“I was very upset when I heard mum had Alzheimer’s. I was upset for mum: I wasn’t really worried about myself. When we were little, we used to go to a childminder whose mother had Alzheimer’s. From seeing another person with Alzheimer’s, I saw where it was going to go with mum. It was upsetting, I won’t deny it. What made it worse was that when mum found out, she felt she was useless and worthless.”
Michael O’Malley (20) is talking about his mother, Marcella (52). The O’Malley family, Michael, his parents Kieran (50) and Marcella, and his 14-year-old brother, live in Douglas, Co Cork. Marcella O’Malley started to display signs of early onset of dementia when she was 44. She was formally diagnosed three years ago.

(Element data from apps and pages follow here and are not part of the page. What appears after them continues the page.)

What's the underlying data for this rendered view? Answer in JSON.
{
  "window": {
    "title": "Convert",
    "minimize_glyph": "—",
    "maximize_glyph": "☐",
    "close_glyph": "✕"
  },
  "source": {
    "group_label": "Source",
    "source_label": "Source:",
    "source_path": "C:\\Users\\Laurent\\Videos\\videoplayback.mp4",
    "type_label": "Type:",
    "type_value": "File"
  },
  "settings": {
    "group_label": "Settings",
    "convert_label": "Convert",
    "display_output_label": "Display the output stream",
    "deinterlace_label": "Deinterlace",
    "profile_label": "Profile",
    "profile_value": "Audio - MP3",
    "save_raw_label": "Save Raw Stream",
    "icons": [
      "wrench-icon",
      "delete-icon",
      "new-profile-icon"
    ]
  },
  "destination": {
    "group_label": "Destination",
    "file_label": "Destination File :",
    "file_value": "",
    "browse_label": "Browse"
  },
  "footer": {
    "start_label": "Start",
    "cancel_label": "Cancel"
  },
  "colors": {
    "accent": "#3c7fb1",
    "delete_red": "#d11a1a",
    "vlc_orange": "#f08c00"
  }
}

There are some 43,000 people in the State with a diagnosis of dementia. Ten per cent of them are diagnosed with early onset, which means diagnosis is given under the age of 65. To the knowledge of the Alzheimers Society in Ireland, the youngest person on record at present in the State to receive a diagnosis was 36. Thousands of others, like Marcella O’Malley, are diagnosed in their 40s or 50s.
Reduce the stigma
“It’s only looking back . . . that we realise what the warning signs were,” recalls Kieran. Father and son are sitting at their kitchen table in Douglas, going over the last decade of family life together. They’ve agreed to be interviewed because they are anxious to reduce the stigma around a diagnosis of dementia: a stigma that Maurice O’Connell, chief executive of the Alzheimer’s Society, suggests is akin to what “cancer was 25 years ago.”
Kieran and Marcella have known each other for 30 years, and have been married for 21 years. Some eight years ago, Marcella started to change her behaviour around certain routine things. “She didn’t like to drive any more. She was nervous. She’d ask dad to drive instead,” says Michael. “She had always liked solving word puzzles. She could still figure them out, but she got me to write in the answers.”
“Initially, I put it all down to stress at work,” explains Kieran. Michael was 12 when his mother started to display symptoms of early onset of Alzheimer’s. His brother was then seven, and has recently admitted to the family that he cannot recall what his mother was like prior to onset of the condition.